§ **Data excerpts**
= = = =

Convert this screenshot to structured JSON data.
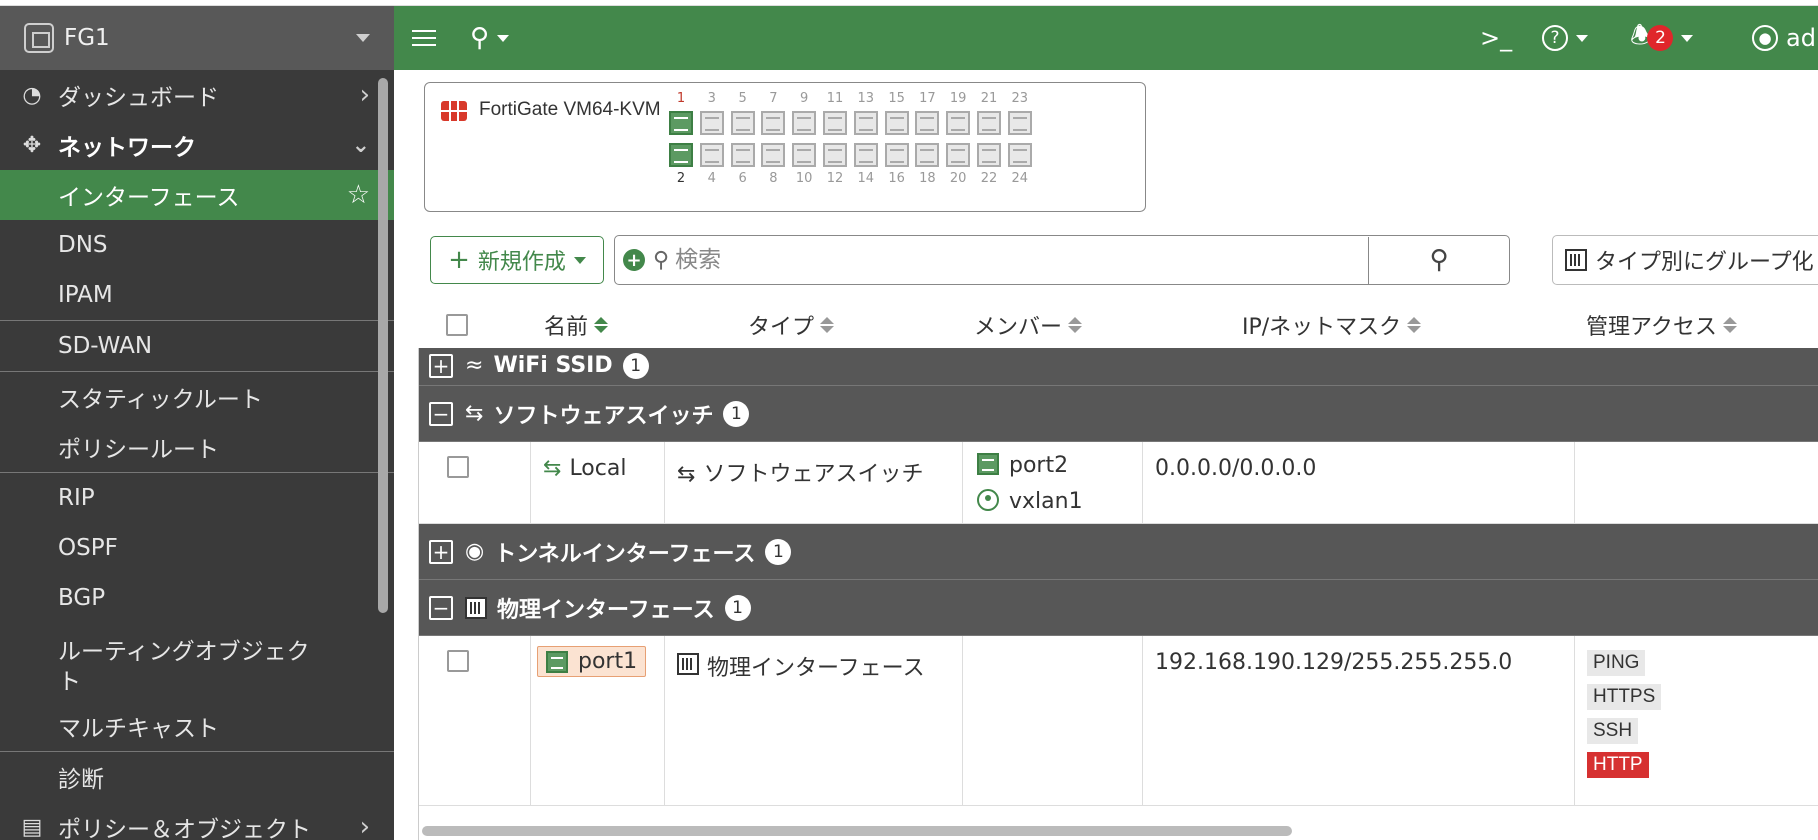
{
  "sidebar": {
    "device_name": "FG1",
    "items": [
      {
        "label": "ダッシュボード"
      },
      {
        "label": "ネットワーク"
      },
      {
        "label": "インターフェース"
      },
      {
        "label": "DNS"
      },
      {
        "label": "IPAM"
      },
      {
        "label": "SD-WAN"
      },
      {
        "label": "スタティックルート"
      },
      {
        "label": "ポリシールート"
      },
      {
        "label": "RIP"
      },
      {
        "label": "OSPF"
      },
      {
        "label": "BGP"
      },
      {
        "label": "ルーティングオブジェクト"
      },
      {
        "label": "マルチキャスト"
      },
      {
        "label": "診断"
      },
      {
        "label": "ポリシー＆オブジェクト"
      }
    ]
  },
  "topbar": {
    "notification_count": "2",
    "user_label": "adm",
    "brand_color": "#43884b"
  },
  "faceplate": {
    "model": "FortiGate VM64-KVM",
    "top_ports": [
      "1",
      "3",
      "5",
      "7",
      "9",
      "11",
      "13",
      "15",
      "17",
      "19",
      "21",
      "23"
    ],
    "bottom_ports": [
      "2",
      "4",
      "6",
      "8",
      "10",
      "12",
      "14",
      "16",
      "18",
      "20",
      "22",
      "24"
    ],
    "ports_up": [
      "1",
      "2"
    ]
  },
  "toolbar": {
    "new_label": "新規作成",
    "search_placeholder": "検索",
    "group_label": "タイプ別にグループ化"
  },
  "table": {
    "headers": {
      "name": "名前",
      "type": "タイプ",
      "members": "メンバー",
      "ip": "IP/ネットマスク",
      "access": "管理アクセス"
    },
    "groups": [
      {
        "label": "WiFi SSID",
        "count": "1",
        "expanded": false
      },
      {
        "label": "ソフトウェアスイッチ",
        "count": "1",
        "expanded": true
      },
      {
        "label": "トンネルインターフェース",
        "count": "1",
        "expanded": false
      },
      {
        "label": "物理インターフェース",
        "count": "1",
        "expanded": true
      }
    ],
    "rows": [
      {
        "name": "Local",
        "type": "ソフトウェアスイッチ",
        "members": [
          "port2",
          "vxlan1"
        ],
        "ip": "0.0.0.0/0.0.0.0",
        "access": []
      },
      {
        "name": "port1",
        "type": "物理インターフェース",
        "members": [],
        "ip": "192.168.190.129/255.255.255.0",
        "access": [
          "PING",
          "HTTPS",
          "SSH",
          "HTTP"
        ]
      }
    ]
  }
}
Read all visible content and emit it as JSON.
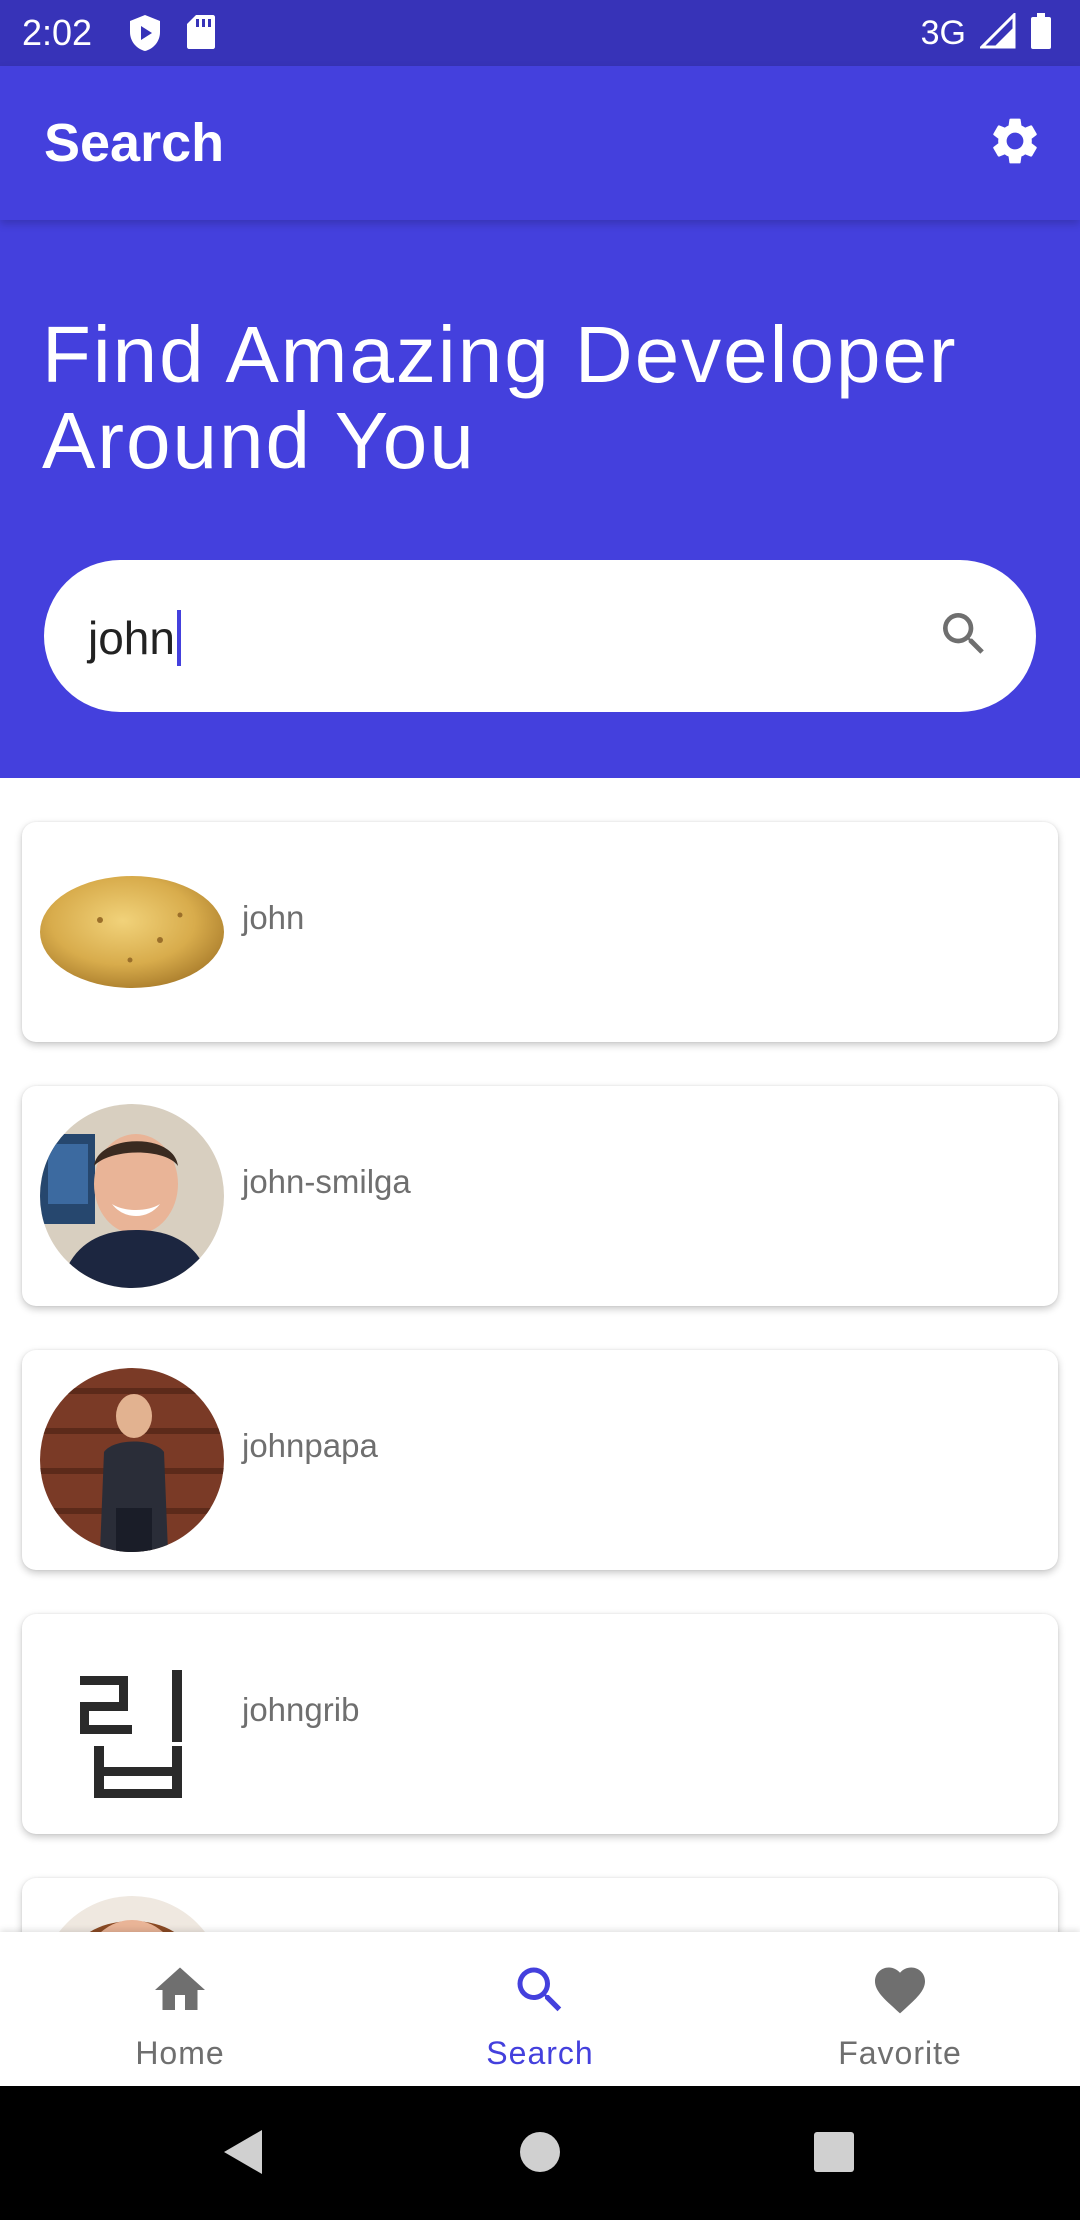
{
  "status_bar": {
    "time": "2:02",
    "network": "3G",
    "icons": [
      "play-protect-icon",
      "sd-card-icon",
      "signal-icon",
      "battery-icon"
    ]
  },
  "app_bar": {
    "title": "Search",
    "settings_icon": "gear-icon"
  },
  "hero": {
    "title": "Find Amazing Developer Around You"
  },
  "search": {
    "value": "john",
    "icon": "search-icon"
  },
  "results": [
    {
      "username": "john"
    },
    {
      "username": "john-smilga"
    },
    {
      "username": "johnpapa"
    },
    {
      "username": "johngrib"
    }
  ],
  "bottom_nav": {
    "items": [
      {
        "label": "Home",
        "icon": "home-icon"
      },
      {
        "label": "Search",
        "icon": "search-icon"
      },
      {
        "label": "Favorite",
        "icon": "heart-icon"
      }
    ],
    "active": "Search"
  },
  "colors": {
    "primary": "#4440dd",
    "status_bar": "#3733b8",
    "inactive": "#6f6f6f"
  }
}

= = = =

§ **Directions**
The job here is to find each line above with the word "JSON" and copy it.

§ **Answer to this problem**
Convert this screenshot to structured JSON data.
Read all visible content and emit it as JSON.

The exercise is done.